● **Input data**
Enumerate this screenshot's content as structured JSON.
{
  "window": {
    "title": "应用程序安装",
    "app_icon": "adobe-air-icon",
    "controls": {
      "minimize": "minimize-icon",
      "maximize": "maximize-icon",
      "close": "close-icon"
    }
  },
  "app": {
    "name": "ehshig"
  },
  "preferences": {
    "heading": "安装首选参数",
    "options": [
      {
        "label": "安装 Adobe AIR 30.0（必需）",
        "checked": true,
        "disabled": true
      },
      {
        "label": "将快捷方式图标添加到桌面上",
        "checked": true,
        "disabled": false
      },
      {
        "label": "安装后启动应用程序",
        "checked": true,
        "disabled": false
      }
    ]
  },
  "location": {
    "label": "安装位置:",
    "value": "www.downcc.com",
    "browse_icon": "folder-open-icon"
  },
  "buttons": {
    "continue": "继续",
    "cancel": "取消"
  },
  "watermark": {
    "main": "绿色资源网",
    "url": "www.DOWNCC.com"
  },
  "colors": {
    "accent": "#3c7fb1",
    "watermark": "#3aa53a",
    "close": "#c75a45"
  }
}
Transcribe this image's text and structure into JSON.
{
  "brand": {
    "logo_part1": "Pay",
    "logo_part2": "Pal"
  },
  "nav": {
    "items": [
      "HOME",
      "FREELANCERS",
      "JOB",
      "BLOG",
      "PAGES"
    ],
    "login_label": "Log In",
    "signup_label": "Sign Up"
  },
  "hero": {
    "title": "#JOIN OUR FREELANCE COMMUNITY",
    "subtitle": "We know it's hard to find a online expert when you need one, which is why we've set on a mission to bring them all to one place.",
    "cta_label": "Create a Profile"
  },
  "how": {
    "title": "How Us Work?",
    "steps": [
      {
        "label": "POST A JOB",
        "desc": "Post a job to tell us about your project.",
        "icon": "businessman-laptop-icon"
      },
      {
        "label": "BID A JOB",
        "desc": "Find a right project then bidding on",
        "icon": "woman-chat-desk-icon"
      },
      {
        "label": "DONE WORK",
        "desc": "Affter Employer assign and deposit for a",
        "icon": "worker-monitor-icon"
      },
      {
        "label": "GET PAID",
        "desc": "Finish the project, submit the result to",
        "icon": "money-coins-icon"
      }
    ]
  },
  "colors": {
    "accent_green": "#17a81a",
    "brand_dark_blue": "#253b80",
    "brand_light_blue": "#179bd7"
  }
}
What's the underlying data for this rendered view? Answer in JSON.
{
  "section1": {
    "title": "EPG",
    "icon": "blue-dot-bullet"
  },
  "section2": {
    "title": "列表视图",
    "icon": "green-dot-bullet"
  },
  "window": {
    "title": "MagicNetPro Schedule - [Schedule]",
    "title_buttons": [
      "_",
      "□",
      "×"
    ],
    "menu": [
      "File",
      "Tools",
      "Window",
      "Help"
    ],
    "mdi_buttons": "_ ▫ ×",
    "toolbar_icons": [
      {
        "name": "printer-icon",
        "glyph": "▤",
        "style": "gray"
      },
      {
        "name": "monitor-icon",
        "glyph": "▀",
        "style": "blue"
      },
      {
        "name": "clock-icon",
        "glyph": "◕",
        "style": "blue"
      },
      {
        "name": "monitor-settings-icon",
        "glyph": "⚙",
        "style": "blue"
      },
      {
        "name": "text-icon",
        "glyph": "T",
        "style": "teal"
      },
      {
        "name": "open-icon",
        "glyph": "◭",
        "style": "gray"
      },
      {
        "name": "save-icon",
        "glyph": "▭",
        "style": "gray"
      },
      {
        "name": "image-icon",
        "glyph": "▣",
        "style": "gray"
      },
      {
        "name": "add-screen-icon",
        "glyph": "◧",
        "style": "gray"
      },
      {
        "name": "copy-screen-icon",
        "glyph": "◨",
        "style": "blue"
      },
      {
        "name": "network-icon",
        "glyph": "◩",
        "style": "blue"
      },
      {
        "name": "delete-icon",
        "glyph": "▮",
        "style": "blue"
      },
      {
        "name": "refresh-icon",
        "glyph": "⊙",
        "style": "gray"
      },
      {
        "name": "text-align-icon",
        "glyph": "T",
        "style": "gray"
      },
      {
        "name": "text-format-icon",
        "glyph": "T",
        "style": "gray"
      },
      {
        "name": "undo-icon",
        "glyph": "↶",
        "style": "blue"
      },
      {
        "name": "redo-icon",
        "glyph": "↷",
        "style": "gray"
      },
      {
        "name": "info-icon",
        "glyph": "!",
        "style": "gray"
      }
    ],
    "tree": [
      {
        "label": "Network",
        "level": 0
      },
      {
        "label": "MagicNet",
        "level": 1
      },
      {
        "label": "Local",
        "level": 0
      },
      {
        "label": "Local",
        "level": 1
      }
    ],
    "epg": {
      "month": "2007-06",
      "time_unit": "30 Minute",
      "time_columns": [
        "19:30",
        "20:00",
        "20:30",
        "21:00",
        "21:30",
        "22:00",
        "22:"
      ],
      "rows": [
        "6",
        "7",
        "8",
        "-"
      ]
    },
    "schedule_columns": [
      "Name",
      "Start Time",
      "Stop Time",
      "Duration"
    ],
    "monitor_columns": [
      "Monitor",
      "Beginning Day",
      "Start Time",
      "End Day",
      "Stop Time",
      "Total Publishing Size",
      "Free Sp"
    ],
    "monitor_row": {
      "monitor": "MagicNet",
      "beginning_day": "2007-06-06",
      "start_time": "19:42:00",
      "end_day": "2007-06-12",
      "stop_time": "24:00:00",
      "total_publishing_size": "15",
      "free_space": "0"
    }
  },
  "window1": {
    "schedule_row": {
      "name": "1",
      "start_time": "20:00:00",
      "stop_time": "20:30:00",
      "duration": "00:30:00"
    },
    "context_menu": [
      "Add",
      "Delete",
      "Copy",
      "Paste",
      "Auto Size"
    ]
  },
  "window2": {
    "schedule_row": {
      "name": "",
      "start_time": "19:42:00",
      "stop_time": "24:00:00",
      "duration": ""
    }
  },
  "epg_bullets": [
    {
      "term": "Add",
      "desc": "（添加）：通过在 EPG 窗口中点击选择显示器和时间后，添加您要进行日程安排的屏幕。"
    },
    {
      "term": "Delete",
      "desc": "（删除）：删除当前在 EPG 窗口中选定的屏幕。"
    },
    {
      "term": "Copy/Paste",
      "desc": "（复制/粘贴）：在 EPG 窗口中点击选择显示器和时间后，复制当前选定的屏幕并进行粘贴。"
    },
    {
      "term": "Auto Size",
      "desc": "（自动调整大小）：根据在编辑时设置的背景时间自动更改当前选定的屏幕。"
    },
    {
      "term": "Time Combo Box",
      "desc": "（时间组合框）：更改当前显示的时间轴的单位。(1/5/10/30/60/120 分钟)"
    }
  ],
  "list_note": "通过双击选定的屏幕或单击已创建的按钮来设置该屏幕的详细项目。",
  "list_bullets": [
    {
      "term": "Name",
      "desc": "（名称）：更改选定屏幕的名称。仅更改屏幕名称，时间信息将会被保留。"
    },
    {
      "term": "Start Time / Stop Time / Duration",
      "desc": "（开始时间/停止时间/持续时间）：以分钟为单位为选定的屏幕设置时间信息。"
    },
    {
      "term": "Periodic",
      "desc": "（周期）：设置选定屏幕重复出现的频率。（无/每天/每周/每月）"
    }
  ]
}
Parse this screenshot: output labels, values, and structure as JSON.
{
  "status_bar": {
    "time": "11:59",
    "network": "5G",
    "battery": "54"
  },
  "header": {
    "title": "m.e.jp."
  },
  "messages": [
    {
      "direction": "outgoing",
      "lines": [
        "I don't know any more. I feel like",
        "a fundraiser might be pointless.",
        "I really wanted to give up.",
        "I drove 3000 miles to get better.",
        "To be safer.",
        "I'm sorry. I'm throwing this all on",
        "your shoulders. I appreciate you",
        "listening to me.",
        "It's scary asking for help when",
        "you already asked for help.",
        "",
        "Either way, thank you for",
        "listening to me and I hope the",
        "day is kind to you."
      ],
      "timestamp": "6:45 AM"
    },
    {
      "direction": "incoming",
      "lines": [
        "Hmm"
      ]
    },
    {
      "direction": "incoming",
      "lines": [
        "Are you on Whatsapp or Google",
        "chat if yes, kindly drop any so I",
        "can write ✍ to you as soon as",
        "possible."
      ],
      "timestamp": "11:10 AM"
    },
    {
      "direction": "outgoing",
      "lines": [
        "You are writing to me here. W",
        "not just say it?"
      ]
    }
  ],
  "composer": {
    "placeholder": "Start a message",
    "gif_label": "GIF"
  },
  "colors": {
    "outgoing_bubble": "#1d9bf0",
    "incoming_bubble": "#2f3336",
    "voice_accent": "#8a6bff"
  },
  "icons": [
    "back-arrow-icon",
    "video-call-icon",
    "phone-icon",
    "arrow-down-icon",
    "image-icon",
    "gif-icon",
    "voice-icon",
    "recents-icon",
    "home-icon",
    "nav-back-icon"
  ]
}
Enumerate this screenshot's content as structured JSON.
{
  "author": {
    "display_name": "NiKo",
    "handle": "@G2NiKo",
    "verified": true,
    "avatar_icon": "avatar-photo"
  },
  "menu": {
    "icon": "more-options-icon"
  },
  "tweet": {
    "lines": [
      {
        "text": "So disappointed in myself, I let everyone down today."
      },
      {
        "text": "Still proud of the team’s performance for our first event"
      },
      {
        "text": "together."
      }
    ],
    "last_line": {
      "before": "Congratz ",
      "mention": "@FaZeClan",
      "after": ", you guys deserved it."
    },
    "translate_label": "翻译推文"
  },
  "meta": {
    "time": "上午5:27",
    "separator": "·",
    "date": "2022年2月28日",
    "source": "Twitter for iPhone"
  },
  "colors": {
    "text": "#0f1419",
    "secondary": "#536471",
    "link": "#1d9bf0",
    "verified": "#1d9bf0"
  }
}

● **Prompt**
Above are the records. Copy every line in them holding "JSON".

● **Response to this task**
Enumerate this screenshot's content as structured JSON.
Transcribe this image's text and structure into JSON.
What's the underlying data for this rendered view? Answer in JSON.
Parse this screenshot: output labels, values, and structure as JSON.
Enumerate this screenshot's content as structured JSON.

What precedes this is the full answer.